I have been debating for several months whether to formally join the Solar Decathlon Team at MIT. For the past year, I have been a team consultant, but I finally bit the bullet and wrote my name on the dotted line as a bona fide member.
MIT is one of twenty universities competing this fall in the US Department of Energy’s Solar Decathlon Competition, which is organized though the National Renewable Energy Lab. The goal of this event is to successfully design, build, and operate the most attractive and energy-efficient solar-powered home among 20 competing schools. These solar houses must be islanded from the grid and perform numerous energy-guzzling tasks representative of modern domestic life using only energy collected from the sun over the span of a week. This competition represents an exciting proving ground for many sustainable living technologies and techniques.
Open to the public, the Solar Decathlon is staged on the National Mall in Washington, D.C. Teams assemble their homes on the Mall and then compete in 10 contests to determine an overall winner. 2007 is this event’s third year. Previous contests (2002 and 2005) were both won by the University of Colorado, which is the juggernaut to beat in ’07.
Each team draws upon the strengths of its home university to corner certain competitions. For example, in 2005 the New York Institute of Technology recruited students from its Culinary Arts Center to compose gourmet meals for the judges in the cooking competition.
Of course, MIT’s mantra is advanced technology. My most serious reservation about formally joining the team was that they seemed hell-bent on filling the home with untested new technologies from phase-changing insulating materials to split band gap solar cells. 2007 is MIT’s fist year at the Solar Decathlon, and we are competing against schools with five years of accumulated expertise. We will do well just to build a house that does not collapse under its own weight over the course of a week’s competition.

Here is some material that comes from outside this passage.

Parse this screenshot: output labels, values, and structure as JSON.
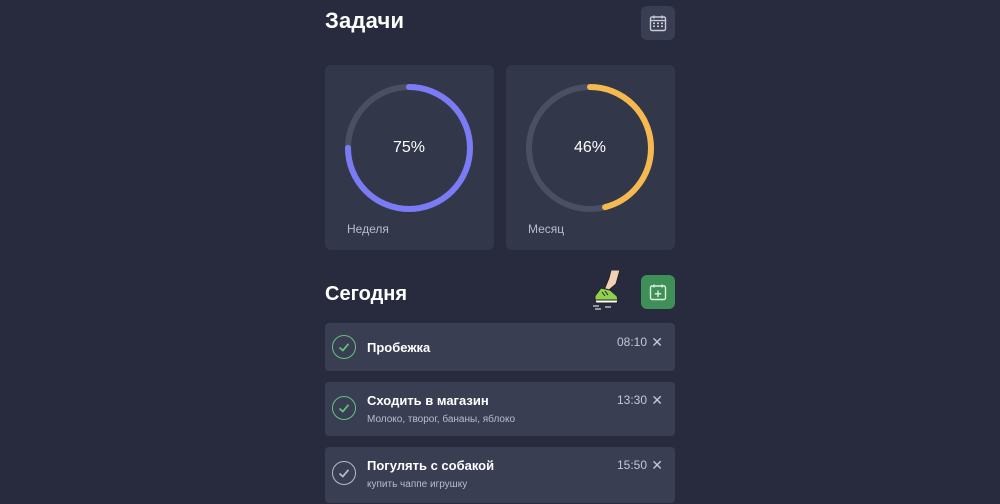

In my opinion, simplicity is the best design approach both with respect to renewable energy and when testing out the waters in unexplored territory. Hopefully my commitment to join the MIT Solar Decathlon Team injects some conservative thinking into design of our solar house.